REQUIREMENT: The records below must be written out exactly, with every picture left behind.

DATASET RECORDS:
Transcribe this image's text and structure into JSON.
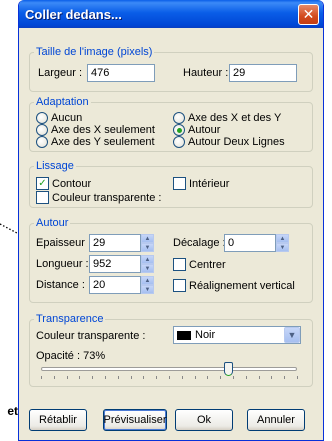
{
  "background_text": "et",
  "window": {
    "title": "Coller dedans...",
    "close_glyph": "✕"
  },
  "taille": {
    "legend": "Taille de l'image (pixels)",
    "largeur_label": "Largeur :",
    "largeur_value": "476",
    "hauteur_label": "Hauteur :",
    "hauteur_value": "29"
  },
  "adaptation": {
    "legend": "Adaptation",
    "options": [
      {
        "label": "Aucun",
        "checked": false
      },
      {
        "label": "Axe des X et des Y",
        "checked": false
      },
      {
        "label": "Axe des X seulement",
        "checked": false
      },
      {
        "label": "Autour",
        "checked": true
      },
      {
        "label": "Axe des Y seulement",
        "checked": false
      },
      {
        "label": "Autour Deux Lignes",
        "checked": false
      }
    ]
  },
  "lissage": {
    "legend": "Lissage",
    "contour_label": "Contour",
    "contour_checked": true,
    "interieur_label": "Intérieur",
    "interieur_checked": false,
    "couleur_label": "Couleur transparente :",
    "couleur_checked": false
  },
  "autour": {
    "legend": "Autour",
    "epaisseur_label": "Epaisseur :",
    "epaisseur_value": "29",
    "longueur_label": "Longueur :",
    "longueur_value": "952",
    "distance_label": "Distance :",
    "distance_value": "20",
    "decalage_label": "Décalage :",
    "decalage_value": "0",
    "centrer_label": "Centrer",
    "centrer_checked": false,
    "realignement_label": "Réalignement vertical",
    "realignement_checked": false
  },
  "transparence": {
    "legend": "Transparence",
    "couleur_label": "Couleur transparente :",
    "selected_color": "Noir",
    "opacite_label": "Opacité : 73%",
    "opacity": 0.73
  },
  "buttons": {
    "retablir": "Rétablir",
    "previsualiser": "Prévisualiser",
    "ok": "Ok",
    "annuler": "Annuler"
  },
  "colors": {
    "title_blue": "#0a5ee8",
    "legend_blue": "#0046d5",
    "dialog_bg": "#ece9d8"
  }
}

SOLUTION TO THIS EXERCISE:
Transcribe this image's text and structure into JSON.
{
  "background_text": "et",
  "window": {
    "title": "Coller dedans...",
    "close_glyph": "✕"
  },
  "taille": {
    "legend": "Taille de l'image (pixels)",
    "largeur_label": "Largeur :",
    "largeur_value": "476",
    "hauteur_label": "Hauteur :",
    "hauteur_value": "29"
  },
  "adaptation": {
    "legend": "Adaptation",
    "options": [
      {
        "label": "Aucun",
        "checked": false
      },
      {
        "label": "Axe des X et des Y",
        "checked": false
      },
      {
        "label": "Axe des X seulement",
        "checked": false
      },
      {
        "label": "Autour",
        "checked": true
      },
      {
        "label": "Axe des Y seulement",
        "checked": false
      },
      {
        "label": "Autour Deux Lignes",
        "checked": false
      }
    ]
  },
  "lissage": {
    "legend": "Lissage",
    "contour_label": "Contour",
    "contour_checked": true,
    "interieur_label": "Intérieur",
    "interieur_checked": false,
    "couleur_label": "Couleur transparente :",
    "couleur_checked": false
  },
  "autour": {
    "legend": "Autour",
    "epaisseur_label": "Epaisseur :",
    "epaisseur_value": "29",
    "longueur_label": "Longueur :",
    "longueur_value": "952",
    "distance_label": "Distance :",
    "distance_value": "20",
    "decalage_label": "Décalage :",
    "decalage_value": "0",
    "centrer_label": "Centrer",
    "centrer_checked": false,
    "realignement_label": "Réalignement vertical",
    "realignement_checked": false
  },
  "transparence": {
    "legend": "Transparence",
    "couleur_label": "Couleur transparente :",
    "selected_color": "Noir",
    "opacite_label": "Opacité : 73%",
    "opacity": 0.73
  },
  "buttons": {
    "retablir": "Rétablir",
    "previsualiser": "Prévisualiser",
    "ok": "Ok",
    "annuler": "Annuler"
  },
  "colors": {
    "title_blue": "#0a5ee8",
    "legend_blue": "#0046d5",
    "dialog_bg": "#ece9d8"
  }
}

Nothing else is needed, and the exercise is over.